Saturday, September 5, 2015
Haggen Sues Albertson's for Antitrust/Sabotage: Next Stop Is Bankruptcy Court
The Haggen saga, or debacle, take your pick, continues. Albertson’s sued Haggen for failure to pay for the purchased inventory in acquired stores,. That was a sure sign Haggen was running out of cash. Haggen suppliers then complained Haggen was not paying its bills. That is a worse sign of impending insolvency. The significance is that suppliers will no longer ship merchandise to the company without payment up front. You can’t sell what you don’t have. You also can’t sell overpriced merchandise in a competitive environment. One refuge is that “Patriotism is the last refuge of scoundrels.” Antitrust is also a last refuge for economic losers. They blame others for their own incompetence.
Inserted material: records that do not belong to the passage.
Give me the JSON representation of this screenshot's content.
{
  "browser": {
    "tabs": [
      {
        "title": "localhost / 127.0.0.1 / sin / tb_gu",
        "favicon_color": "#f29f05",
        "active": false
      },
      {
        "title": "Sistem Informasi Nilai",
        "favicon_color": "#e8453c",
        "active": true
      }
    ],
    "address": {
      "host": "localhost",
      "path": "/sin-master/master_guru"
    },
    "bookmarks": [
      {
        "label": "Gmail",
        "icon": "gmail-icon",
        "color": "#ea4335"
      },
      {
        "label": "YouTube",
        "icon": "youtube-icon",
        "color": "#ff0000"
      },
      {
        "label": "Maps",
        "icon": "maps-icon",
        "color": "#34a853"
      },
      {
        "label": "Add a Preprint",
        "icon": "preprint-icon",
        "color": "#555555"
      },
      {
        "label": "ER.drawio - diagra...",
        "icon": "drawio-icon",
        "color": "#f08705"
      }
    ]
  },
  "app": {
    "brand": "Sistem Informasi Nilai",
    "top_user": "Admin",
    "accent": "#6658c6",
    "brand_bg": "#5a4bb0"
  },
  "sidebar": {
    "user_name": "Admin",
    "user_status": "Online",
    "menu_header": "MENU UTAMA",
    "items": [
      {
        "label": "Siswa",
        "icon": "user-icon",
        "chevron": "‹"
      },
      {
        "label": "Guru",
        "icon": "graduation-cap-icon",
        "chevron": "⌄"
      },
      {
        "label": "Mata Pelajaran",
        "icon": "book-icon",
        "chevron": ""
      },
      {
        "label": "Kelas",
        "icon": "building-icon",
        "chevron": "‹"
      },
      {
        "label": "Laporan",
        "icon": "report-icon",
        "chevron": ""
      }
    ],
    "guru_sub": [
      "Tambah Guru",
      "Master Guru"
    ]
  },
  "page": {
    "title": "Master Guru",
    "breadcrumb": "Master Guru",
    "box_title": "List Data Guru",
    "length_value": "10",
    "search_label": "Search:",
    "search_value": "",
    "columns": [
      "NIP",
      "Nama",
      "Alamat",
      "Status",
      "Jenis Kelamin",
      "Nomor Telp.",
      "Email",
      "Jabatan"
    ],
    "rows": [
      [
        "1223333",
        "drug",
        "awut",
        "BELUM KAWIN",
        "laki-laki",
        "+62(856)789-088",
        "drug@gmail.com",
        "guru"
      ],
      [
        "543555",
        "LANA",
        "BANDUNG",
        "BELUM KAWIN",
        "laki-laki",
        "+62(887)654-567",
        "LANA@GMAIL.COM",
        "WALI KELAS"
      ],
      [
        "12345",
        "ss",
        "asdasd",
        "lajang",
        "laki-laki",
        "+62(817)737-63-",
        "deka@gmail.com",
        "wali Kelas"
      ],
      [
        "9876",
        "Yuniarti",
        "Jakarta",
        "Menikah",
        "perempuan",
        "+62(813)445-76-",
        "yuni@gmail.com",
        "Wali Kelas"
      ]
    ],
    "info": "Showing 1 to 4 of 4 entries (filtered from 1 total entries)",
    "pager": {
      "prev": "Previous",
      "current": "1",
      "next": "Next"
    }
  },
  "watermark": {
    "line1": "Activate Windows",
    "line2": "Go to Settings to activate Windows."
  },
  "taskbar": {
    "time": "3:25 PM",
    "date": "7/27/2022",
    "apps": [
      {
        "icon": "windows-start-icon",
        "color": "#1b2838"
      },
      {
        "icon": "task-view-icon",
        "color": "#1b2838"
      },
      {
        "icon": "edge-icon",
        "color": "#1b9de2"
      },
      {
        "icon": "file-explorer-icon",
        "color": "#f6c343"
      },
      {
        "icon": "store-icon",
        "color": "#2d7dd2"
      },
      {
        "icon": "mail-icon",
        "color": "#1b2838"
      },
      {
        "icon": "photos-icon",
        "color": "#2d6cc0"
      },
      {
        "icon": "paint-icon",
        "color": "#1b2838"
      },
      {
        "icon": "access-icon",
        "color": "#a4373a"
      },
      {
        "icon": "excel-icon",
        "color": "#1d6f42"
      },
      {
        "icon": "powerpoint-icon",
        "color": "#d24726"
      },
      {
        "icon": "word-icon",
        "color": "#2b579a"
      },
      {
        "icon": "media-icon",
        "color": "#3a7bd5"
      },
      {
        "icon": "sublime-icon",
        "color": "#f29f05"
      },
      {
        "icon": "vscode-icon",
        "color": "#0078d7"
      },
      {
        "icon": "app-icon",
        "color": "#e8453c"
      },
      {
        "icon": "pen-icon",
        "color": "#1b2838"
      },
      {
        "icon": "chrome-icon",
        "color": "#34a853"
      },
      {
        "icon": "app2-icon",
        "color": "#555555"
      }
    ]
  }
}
They hope to succeed in court what they failed at in the marketplace. Haggen accused Albertson’s of dirty tricks in the form of false, misleading, and incomplete pricing data” which caused Haggen to overprice the products on the shelf. That does not explain the overpricing at the Vons stores. Discovery will determine which Haggen idiots made the decision to overprice the products. The employees spent 24-36 hours, including overnight, repricing the products on the shelves. Consumers will pay more for perceived value, such as with Apple and Nordstrom’s. They will not pay more for overpriced commodities when alternatives are available. A standard marketing tool when entering a new market is to offer lower prices and specials in the market, build up goodwill, restock with your special products, and then raise prices to a competitive level. Not Haggen! They jacked up prices on staples left over from Alberson’s and Vons. Consumers came and looked, not to return. One and done! Haggen’s weekly ads gave consumers no reason to return. Haggen also claims Albertson’s stocked the shelves with short life perishables. The solution again is obvious, except to the hedge fund managers owning Haggen. Blow it out! Blow it out, and then seek recovery from Albertson’s. Not Haggen! They jacked the prices up on the short life perishables. The Haggen leaders were also incompetent in drafting the purchase agreements. They could easily have provided for that highly foreseeable contingency. Haggen also complains that Albertson’s engaged in highly competitive marketing with its remaining stores, such as dollar off coupons and discounted prices (sales). That’s what Haggen should have done in entering the market. Albertson’s simply engaged in its standard marketing practices, which we have periodically witnessed. Haggen will be a business school case study in both how to do everything wrong in entering a new market, and to do so in record time. The incompetent management is still running Haggen. The only remaining question is: Chapter 11? Chapter 7? Chapter 11 is voluntary reorganization. Chapter 7 is liquidation. There’s not much to reorganize.